◆ App and web page records:
-=-=-=-=-
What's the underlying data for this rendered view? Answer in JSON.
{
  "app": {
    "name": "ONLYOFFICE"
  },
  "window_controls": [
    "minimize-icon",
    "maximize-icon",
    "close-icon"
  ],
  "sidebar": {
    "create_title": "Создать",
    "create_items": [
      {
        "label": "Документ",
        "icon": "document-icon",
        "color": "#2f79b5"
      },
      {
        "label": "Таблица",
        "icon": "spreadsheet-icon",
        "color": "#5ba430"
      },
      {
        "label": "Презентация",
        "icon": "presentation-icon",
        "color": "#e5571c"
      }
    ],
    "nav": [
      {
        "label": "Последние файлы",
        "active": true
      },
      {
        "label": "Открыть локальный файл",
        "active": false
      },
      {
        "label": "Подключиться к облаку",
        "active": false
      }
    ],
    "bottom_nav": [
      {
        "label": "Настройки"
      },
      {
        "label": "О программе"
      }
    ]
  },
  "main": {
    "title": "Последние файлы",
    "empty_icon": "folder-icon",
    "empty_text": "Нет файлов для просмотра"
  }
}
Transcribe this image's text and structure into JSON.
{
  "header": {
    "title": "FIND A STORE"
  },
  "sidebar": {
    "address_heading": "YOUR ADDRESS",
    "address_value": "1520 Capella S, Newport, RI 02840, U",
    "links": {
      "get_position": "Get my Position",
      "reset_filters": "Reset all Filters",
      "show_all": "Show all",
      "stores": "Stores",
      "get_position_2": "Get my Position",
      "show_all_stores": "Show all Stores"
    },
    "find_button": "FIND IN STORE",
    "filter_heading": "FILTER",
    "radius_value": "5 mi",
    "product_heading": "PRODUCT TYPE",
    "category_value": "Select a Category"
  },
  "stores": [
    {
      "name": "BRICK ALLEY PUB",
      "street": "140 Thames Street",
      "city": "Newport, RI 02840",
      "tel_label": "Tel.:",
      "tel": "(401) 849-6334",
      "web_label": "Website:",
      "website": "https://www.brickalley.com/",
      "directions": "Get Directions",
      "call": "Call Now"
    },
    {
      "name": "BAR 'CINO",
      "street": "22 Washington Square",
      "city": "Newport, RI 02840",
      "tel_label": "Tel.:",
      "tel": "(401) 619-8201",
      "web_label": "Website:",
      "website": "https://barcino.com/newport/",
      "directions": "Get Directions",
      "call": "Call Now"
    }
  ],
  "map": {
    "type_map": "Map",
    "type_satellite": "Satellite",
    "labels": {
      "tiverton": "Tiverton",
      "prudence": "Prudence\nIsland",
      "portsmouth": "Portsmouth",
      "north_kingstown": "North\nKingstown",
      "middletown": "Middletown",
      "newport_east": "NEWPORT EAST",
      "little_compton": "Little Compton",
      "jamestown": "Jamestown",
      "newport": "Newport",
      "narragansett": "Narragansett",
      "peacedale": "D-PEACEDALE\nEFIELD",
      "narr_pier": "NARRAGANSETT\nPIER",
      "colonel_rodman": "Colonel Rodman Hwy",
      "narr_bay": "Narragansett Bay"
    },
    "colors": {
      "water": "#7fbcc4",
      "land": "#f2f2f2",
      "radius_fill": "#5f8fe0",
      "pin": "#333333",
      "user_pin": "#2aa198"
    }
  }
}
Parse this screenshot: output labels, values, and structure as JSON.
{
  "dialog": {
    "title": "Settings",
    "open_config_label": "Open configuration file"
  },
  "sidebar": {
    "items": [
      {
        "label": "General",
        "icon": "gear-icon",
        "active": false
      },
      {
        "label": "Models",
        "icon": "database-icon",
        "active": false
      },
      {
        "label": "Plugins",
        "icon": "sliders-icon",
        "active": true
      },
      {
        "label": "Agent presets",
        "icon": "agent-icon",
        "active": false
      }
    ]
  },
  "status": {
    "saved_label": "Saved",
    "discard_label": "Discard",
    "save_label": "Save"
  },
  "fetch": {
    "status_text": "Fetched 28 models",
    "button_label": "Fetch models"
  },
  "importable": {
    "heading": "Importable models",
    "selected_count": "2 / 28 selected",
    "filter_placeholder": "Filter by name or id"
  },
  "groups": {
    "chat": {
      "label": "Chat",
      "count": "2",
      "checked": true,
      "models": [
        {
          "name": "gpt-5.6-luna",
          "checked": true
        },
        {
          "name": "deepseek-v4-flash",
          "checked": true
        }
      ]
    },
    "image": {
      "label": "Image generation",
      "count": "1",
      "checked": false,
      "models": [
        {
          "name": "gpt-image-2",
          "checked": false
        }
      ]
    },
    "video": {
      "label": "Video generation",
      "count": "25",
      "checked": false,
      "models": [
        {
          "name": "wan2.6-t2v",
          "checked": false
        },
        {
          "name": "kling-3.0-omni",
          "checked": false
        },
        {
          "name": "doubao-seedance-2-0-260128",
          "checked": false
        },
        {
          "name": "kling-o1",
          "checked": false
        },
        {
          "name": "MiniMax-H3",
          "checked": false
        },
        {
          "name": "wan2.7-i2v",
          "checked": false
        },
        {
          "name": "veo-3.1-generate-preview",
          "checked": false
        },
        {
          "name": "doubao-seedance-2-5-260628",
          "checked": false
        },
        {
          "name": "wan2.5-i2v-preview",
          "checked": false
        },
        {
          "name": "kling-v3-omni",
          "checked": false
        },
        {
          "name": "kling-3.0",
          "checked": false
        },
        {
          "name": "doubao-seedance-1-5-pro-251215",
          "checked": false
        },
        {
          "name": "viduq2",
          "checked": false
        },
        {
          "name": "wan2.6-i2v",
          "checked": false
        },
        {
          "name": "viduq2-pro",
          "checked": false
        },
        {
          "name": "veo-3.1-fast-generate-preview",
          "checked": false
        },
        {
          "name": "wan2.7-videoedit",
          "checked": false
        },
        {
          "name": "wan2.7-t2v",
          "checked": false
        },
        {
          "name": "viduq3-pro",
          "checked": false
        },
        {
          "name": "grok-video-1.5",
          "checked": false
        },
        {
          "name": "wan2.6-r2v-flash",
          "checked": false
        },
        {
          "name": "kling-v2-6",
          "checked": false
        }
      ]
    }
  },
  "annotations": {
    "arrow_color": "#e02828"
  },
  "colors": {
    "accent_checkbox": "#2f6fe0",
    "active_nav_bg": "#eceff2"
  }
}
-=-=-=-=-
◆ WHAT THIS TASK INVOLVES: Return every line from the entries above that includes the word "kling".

◆ RESPONSE:
          "name": "kling-3.0-omni",
          "name": "kling-o1",
          "name": "kling-v3-omni",
          "name": "kling-3.0",
          "name": "kling-v2-6",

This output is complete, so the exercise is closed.